- Video is worth 1.8 million words per minute, according to Forrester Research.
- Video allows a prospect to get to know you before ever meeting you.
- Videos allow your patients to tell your story and sing your praises, establishing social proof on your behalf.
So what’s the problem?
According to research by Visible Measures, 20% of your viewers will click away from a video in 10 seconds or less. You’ll lose about one-third of your viewers by 30 seconds, 45% by 1 minute and almost 60% by two minutes. And those numbers remain the same no matter how long the video is. While desktop viewers tend to stick with videos for 2 minutes or less, mobile users seem to have a longer attention span, all the way up to iPad users who will stick with a web video for an average of 5 minutes.
So how do you get more viewers to follow a video all the way through to the end?
Follow this three-step formula:
- Don’t give away the ending.

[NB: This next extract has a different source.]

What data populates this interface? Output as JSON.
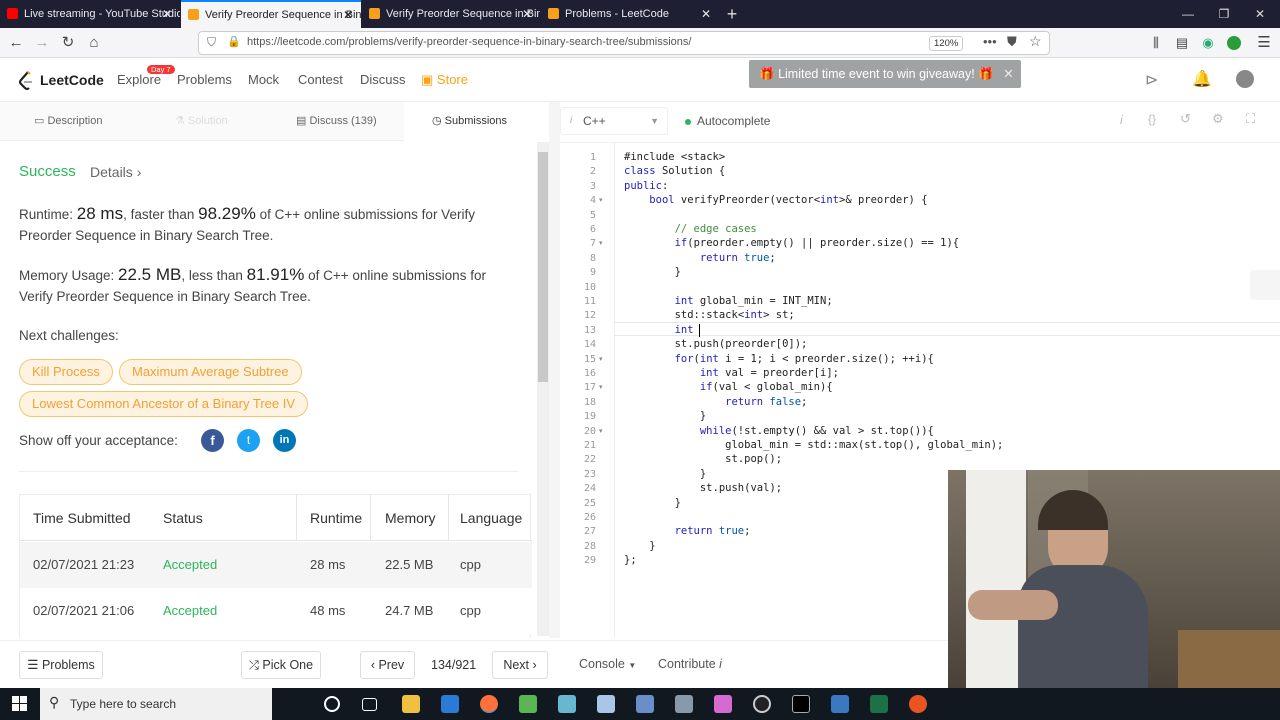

You have to get viewers interested by creating some sort of problem. So that might be having a patient talk about how embarrassed she was when her dentures slipped out every time she laughed. Or it might be you talking about the pain people feel when they have gum disease. You must give viewers a reason to keep watching to see how that “problem” is corrected.
- Don’t belabor the problem.
Be succinct about the problem, explain the reasons it is a problem and what is at stake. Again, a patient is embarrassed because her dentures fly out when she laughs. Then she can explain how, over time, she stopped laughing in public and people stopped wanting to hang out with her. But if she goes on and on about it, the viewer turns it off.
- Solve the problems and give the benefits of coming to see you.
Here is the pay off. Here is where you reach resolution. Here is the happy ending. Here is where that patient says, “So I came to see Dr. Smith and he set me up with a new set of implants. Now I can laugh and smile and go back to being my old self.” Boom! An ending that was worth waiting for – and worth watching the whole video for.
There’s an art to creating effective and believable video. Sadly, we’ve discovered that few dentists have mastered that art. So, while it’s convenient to grab your SmartPhone and get a spontaneous testimonial from a happy patient, it doesn’t necessarily make good video, the kind that will motivate prospective patients to learn more about your practice. And ultimately become new patients.
This is one area where dentists should seriously consider outsourcing. Remember those statistics at the beginning of this post? A marketing medium with that kind of impact has the potential to go spectacularly WRONG. And you just don’t need that kind of negative attention when you’re working to grow your practice.